(DATA TO PROCESS begins)

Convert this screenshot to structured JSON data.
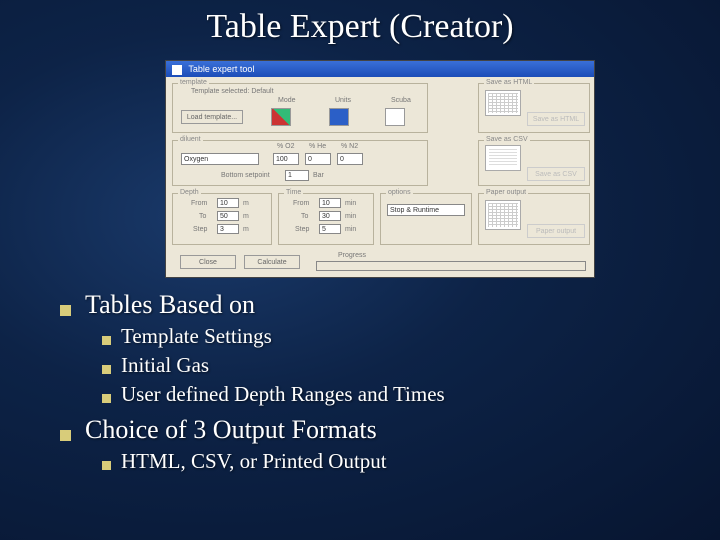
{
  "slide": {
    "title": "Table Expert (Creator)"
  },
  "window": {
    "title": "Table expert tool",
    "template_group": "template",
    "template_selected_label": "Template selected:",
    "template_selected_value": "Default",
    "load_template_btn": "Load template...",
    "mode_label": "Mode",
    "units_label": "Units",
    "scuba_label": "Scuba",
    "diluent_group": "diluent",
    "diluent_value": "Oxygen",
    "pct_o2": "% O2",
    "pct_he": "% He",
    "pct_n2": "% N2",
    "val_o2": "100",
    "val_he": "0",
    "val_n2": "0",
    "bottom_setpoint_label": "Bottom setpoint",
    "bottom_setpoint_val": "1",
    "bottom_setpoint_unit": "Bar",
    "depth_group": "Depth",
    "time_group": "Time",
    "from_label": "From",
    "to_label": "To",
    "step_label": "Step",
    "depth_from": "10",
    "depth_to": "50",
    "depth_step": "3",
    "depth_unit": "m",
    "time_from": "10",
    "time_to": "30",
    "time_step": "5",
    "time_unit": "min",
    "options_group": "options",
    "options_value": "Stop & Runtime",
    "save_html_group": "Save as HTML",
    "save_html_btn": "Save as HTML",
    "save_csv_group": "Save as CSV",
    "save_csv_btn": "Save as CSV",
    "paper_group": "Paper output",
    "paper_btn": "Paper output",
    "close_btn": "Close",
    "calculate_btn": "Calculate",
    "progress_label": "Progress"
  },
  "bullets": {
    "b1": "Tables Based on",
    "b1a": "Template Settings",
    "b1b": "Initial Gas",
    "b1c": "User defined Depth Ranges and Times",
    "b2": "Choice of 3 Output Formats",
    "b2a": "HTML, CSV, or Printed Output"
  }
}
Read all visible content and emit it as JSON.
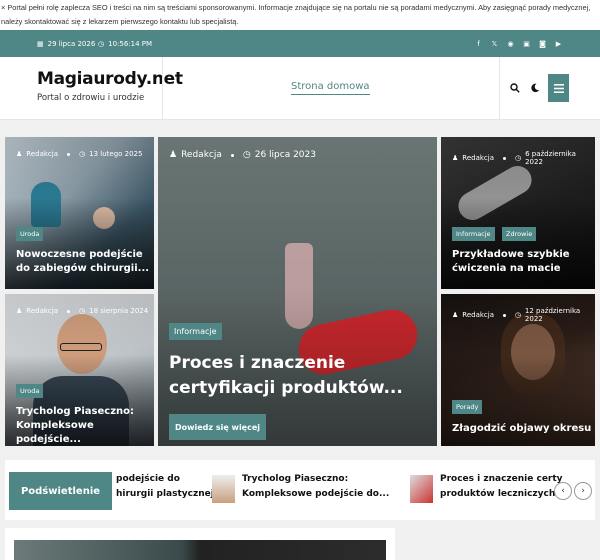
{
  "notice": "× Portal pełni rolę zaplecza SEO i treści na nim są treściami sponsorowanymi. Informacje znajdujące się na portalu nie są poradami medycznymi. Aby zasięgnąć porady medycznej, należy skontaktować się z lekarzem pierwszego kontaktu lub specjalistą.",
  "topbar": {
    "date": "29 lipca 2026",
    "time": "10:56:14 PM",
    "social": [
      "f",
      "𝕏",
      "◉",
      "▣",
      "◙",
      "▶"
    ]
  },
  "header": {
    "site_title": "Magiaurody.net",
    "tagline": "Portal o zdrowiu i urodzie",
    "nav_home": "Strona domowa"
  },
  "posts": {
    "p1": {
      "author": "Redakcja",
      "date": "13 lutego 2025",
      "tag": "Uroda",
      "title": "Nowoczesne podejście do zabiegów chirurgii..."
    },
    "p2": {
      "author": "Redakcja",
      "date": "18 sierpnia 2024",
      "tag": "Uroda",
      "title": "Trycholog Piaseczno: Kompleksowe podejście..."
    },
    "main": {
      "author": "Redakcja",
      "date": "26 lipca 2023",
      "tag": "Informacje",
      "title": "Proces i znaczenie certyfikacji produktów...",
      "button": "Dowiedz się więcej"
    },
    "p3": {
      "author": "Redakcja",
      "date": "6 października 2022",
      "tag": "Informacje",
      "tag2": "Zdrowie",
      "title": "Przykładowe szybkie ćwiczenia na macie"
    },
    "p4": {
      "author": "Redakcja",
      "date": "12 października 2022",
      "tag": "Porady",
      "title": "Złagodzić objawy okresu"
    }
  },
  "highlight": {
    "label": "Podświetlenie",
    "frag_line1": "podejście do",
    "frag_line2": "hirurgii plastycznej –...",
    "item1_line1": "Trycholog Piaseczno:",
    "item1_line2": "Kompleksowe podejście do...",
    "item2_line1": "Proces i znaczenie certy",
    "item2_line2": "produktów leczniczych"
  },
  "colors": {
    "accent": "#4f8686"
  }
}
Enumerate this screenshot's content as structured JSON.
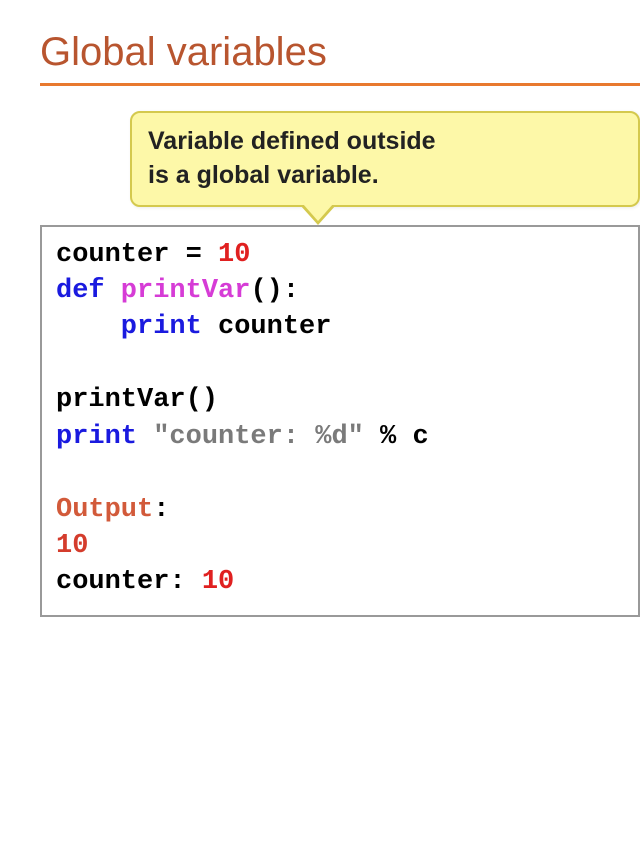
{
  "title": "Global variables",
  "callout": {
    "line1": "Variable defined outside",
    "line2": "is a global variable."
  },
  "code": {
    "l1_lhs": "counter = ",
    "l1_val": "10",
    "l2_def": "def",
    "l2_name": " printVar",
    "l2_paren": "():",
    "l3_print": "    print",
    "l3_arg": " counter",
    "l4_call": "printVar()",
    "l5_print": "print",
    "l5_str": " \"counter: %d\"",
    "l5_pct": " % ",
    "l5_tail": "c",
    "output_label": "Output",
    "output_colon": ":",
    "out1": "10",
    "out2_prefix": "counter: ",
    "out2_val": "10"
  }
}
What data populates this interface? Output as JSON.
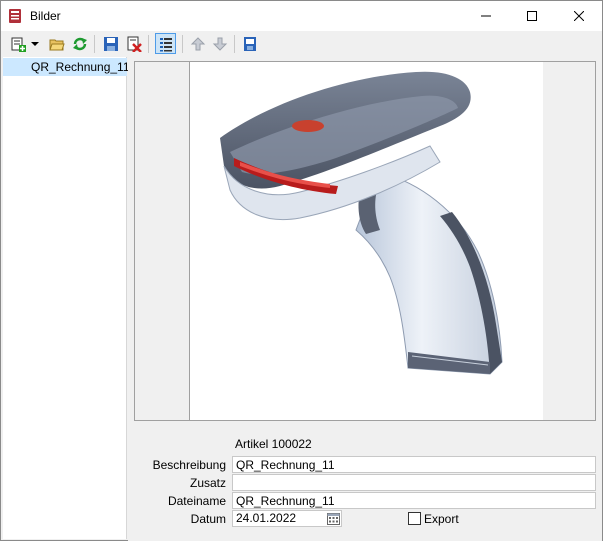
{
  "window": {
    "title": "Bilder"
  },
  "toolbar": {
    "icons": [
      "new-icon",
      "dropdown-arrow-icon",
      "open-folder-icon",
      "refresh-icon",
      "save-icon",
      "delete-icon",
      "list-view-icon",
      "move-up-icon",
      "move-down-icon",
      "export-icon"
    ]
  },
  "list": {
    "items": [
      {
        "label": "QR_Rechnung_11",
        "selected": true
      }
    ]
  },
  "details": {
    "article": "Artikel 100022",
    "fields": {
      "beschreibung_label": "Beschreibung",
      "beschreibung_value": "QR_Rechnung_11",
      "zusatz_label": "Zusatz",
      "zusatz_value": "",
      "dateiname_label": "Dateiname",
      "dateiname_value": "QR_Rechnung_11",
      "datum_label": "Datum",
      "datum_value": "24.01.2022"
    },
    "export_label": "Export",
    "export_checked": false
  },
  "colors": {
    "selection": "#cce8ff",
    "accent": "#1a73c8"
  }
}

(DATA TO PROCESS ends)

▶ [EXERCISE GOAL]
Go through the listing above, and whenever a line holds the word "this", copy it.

▶ [PROBLEM SOLUTION]
Convert this screenshot to structured JSON data.
Enumerate this screenshot's content as structured JSON.
What data populates this interface? Output as JSON.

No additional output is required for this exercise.